## TASK BRIEF
The answer must be a word-for-word copy of the records below, with every picture left out.

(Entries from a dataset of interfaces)
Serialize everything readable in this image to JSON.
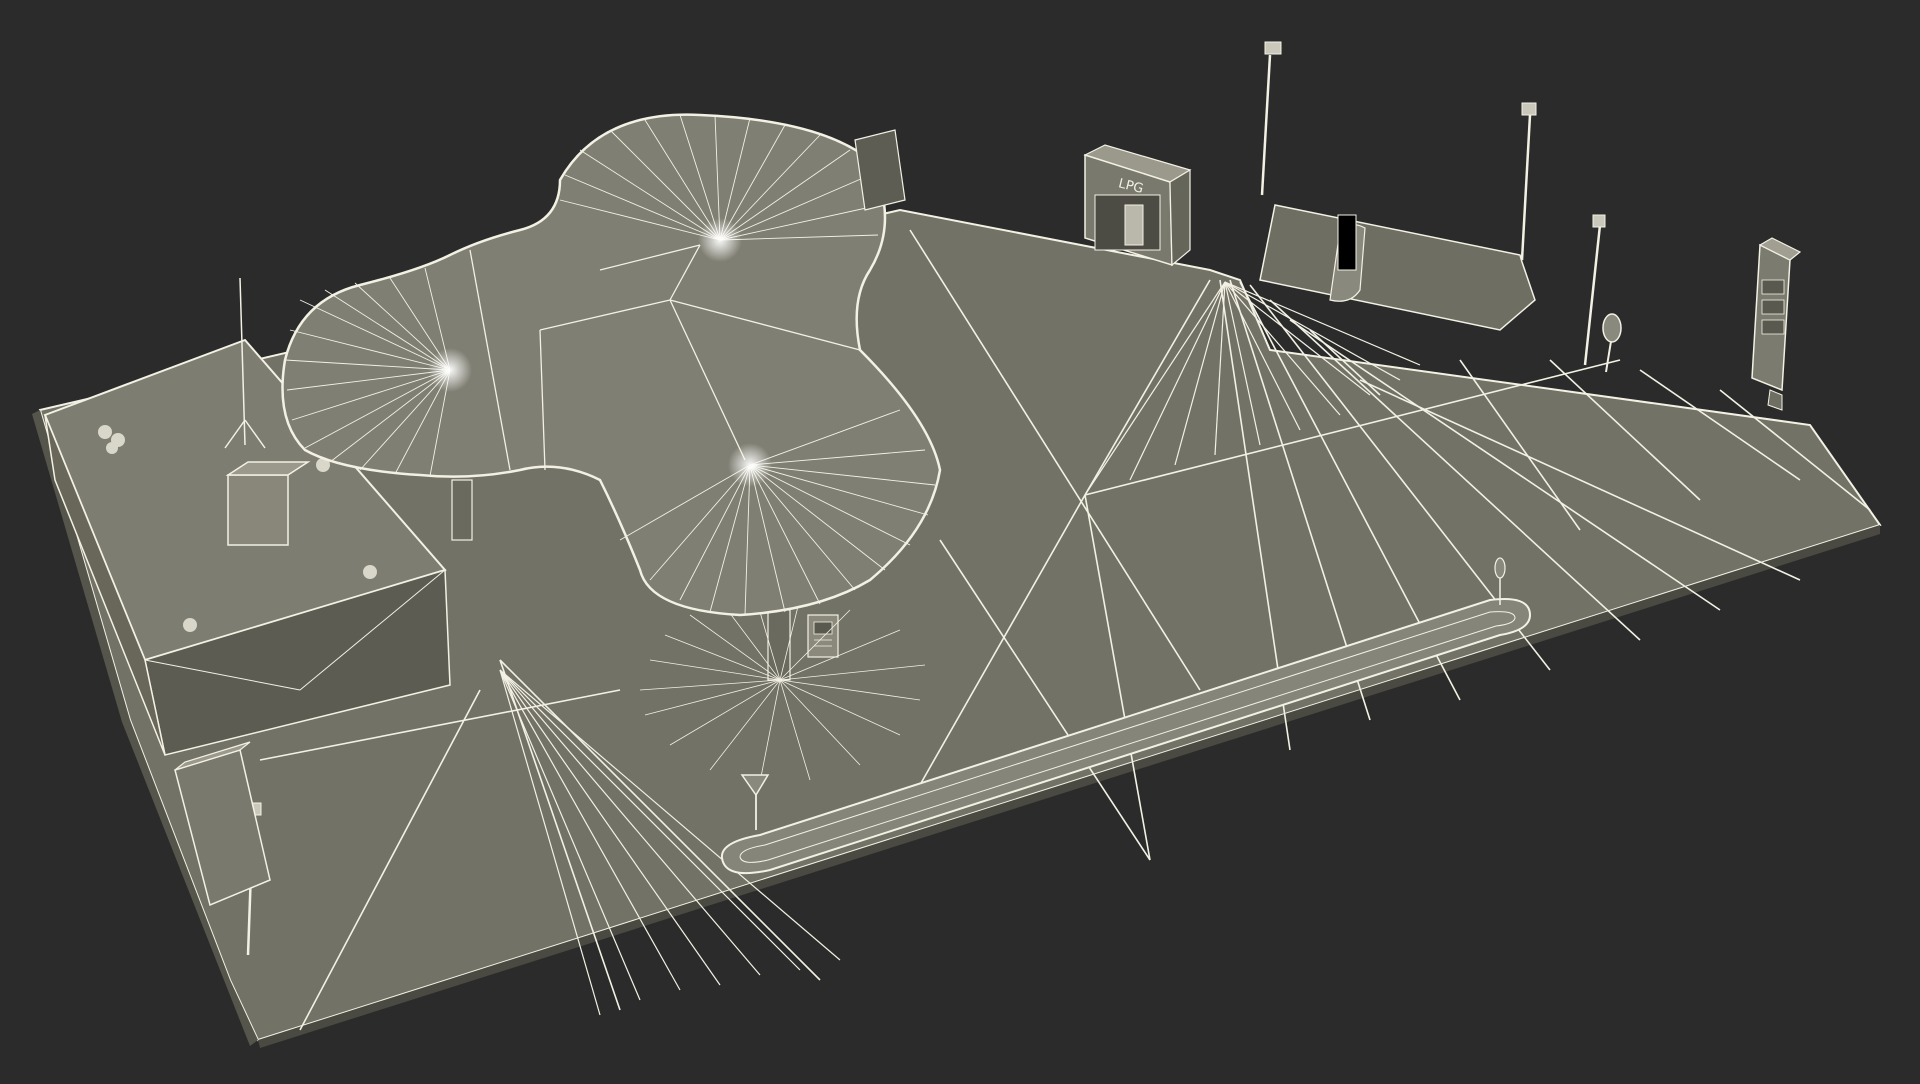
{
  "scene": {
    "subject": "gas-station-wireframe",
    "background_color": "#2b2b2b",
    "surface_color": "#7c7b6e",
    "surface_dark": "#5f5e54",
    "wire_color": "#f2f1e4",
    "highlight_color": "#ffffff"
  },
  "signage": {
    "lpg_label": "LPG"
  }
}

## RESULT FOR THIS EXERCISE
Serialize everything readable in this image to JSON.
{
  "scene": {
    "subject": "gas-station-wireframe",
    "background_color": "#2b2b2b",
    "surface_color": "#7c7b6e",
    "surface_dark": "#5f5e54",
    "wire_color": "#f2f1e4",
    "highlight_color": "#ffffff"
  },
  "signage": {
    "lpg_label": "LPG"
  }
}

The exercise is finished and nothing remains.